Another blow to Croydon’s pretence of having a rich and thriving cultural provision came today with the news that the much-loved and widely admired Warehouse Theatre is facing financial administration.
The theatre on Dingwall Road by East Croydon station had £30,000-worth of funding from Croydon Council cut in recent weeks. The loss of this money forced a board meeting last Friday to call in the administrators.
According to sources at the theatre this evening, Croydon’s chief executive Jon Rouse has openly expressed his surprise that the venue has managed to continue operating for the past five years.
As a new theatre is part of the plans for the redevelopment of Ruskin Square, closure of the Warehouse would cast doubt over the £3 million earmarked by developers Stanhope for the arts venue. Some Town Hall insiders wonder whether the Stanhope millions would automatically default to Croydon Council.
Since it opened in 1977 as a lunchtime theatre, the Warehouse has become one of the best-known drama venues in south London, renowned for its mix of new writing and top-flight cabaret.
It is midway through a run of Call Mr Robeson, an acclaimed production about the life and activism of the American singer.

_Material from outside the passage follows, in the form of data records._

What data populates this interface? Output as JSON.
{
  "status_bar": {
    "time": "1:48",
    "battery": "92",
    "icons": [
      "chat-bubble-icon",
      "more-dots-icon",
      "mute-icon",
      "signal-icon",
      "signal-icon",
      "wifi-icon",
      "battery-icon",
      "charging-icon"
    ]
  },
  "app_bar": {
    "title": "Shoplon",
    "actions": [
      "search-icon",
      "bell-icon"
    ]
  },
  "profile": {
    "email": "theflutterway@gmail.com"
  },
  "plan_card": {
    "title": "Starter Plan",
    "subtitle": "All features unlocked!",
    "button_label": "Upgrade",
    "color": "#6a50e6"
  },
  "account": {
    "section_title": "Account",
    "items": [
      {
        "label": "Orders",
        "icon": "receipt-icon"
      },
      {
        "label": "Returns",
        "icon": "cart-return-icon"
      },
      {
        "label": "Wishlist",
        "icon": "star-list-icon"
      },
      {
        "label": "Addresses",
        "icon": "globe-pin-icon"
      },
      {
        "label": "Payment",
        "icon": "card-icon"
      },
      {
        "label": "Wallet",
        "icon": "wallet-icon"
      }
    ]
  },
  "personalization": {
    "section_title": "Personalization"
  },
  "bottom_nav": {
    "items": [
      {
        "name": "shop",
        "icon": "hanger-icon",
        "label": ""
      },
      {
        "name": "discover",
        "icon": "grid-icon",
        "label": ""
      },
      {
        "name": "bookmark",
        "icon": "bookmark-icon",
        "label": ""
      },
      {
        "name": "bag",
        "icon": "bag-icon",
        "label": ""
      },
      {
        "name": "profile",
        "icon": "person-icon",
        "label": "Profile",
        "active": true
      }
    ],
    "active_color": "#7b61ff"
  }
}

Performances of the play will continue, though according to administrator Jeremy Frost, any proceeds are likely to go straight to the theatre’s creditors, rather than to the production company.
It is possible that the theatre could continue staging productions until the end of the year, while in administration, a status which is likely to be confirmed by the end of this week.
In the past, Cate Blanchett, Eddie Izzard, French and Saunders and Julian Clary have all trod the boards at the Warehouse.
The Warehouse Theatre also has a reputation for working with schools and new talent, with an annual festival for new plays and important collaborations with the Brit School.
For almost a decade, the theatre’s future has been linked with the development of the “Croydon Gateway” /Ruskin Square site, which the warehouse backs on to. Developers Stanhope have undertaken to provide a replacement theatre as part of its planned new build.
A Warehouse Theatre board meeting on Friday determined that without the grant from Croydon Council, they could no longer afford to continue productions.
There remains some hope that the theatre’s 2,500 devoted members may be able to raise enough cash to avoid the venue – a converted Victorian concrete warehouse – “going dark”, with the theatre’s management seeking new sources of funding. This will include going back to the Town Hall.
This news comes almost exactly a year after Croydon Council mothballed its own arts centre at the Clocktower, with the closure of its David Lean Cinema.
The Warehouse Theatre’s closure could leave Croydon with just the Fairfield Halls – which continues to receive millions in subsidies and grants from the Conservative-controlled council – as the sole, larger scale live performance venue in the borough’s centre.
- Inside Croydon: brought to you from the heart of the borough, free of charge, an independent voice standing for freedom of speech for the people of Croydon
- Ruskin Square build unlikely to start before 2013 (insidecroydon.com)
- Protesters to take Croydon’s burning issue to the streets (insidecroydon.com)
- “The 39 Steps” at The Warehouse Theatre (generallordisimo.com)